In Star Trek the Enterprise shooting off at warp speed looked amazing - but obviously kind of fake.
Surely the vast number of galaxies out there require some kind of chicane-style manoeuvring to avoid a head-on collision worth something rather hot/hard/exploding.
A new computer simulation gives is a little insight into what it would actually be like.
Using the Galaxy and Mass Assembly catalogue, this video shows a journey through the known universe with all of the galaxies plotted accurately (although increased slightly in size so they can be viewed).
Mehmet Alpaslan, a Ph.D. candidate at St Andrews University, Scotland who led the research, said: "The spaces in the cosmic web are thought to be staggeringly empty.
"They might contain just one or two galaxies, as opposed to the hundreds that are found in big clusters."
The research is indicating that rather than empty voids in the vast expanses of space between galaxies, there may actually be 'tendrils' that link them together.
Alpaslan said: "We found small strings composed of just a few galaxies penetrating into the voids, a completely new type of structure that we’ve called ‘tendrils'."
Dr Aaron Robotham from The University of Western Australia, added: "We weren’t sure what we’d find when we looked at voids in detail, but it was amazing to find so many of these tendrils lurking in regions that have previously been classified as empty.
"This means that voids might be much smaller than we previously thought, and that galaxies that were previously thought to be in a void might just be part of a tendril."

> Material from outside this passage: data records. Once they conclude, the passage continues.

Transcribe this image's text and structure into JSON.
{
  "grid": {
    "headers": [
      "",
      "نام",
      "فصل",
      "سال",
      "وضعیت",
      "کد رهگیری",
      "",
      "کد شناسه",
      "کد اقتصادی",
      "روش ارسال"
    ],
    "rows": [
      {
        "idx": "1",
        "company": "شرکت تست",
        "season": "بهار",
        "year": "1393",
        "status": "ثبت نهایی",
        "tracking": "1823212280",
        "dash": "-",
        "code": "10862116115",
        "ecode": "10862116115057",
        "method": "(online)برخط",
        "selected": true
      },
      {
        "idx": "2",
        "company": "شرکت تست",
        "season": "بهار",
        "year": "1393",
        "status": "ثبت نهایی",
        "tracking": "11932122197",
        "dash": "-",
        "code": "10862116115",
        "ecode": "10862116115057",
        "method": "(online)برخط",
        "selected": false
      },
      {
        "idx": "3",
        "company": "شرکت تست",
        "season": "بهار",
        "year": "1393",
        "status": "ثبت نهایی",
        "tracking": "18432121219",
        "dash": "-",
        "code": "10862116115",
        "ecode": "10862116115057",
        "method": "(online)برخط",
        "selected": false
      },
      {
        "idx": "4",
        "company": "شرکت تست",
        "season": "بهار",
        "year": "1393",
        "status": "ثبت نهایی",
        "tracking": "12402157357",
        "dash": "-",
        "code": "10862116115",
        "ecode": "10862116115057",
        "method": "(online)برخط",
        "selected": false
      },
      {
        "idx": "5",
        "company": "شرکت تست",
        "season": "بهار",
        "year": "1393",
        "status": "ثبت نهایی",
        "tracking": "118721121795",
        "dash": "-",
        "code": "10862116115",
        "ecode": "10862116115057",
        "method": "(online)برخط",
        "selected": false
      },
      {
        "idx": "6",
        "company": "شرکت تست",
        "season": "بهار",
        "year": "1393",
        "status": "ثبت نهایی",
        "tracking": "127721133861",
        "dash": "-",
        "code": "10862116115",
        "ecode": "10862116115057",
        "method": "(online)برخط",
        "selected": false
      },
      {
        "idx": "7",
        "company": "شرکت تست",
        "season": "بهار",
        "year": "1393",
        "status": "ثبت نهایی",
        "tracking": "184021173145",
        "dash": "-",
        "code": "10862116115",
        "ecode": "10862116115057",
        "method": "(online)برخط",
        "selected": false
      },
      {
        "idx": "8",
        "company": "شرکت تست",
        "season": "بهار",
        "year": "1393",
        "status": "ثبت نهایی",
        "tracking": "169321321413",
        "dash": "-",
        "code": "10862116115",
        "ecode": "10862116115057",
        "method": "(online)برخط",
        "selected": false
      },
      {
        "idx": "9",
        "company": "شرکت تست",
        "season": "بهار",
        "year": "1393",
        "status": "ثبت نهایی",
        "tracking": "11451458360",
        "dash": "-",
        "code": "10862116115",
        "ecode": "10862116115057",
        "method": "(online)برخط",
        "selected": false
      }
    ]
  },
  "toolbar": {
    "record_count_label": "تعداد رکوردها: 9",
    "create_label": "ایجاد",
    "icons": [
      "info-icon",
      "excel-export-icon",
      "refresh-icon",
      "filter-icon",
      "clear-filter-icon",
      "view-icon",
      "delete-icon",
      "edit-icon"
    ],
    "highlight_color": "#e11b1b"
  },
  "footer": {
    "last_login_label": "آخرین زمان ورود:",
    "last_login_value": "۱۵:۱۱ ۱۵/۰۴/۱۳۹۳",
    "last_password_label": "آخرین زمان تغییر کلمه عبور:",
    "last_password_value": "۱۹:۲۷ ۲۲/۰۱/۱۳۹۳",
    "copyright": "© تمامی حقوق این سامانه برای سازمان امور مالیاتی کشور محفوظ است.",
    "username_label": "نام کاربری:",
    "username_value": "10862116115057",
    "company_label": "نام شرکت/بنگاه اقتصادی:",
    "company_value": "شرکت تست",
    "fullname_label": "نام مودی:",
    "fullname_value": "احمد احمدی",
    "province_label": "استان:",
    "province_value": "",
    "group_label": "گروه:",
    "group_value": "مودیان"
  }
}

Video credit: Credit: Made by Will Parr, Dr. Mark Swinbank and Dr. Peder Norberg (Durham University) using data from the SDSS and the GAMA surveys. This work was supported by the Ogden Trust, STFC and the Royal Society.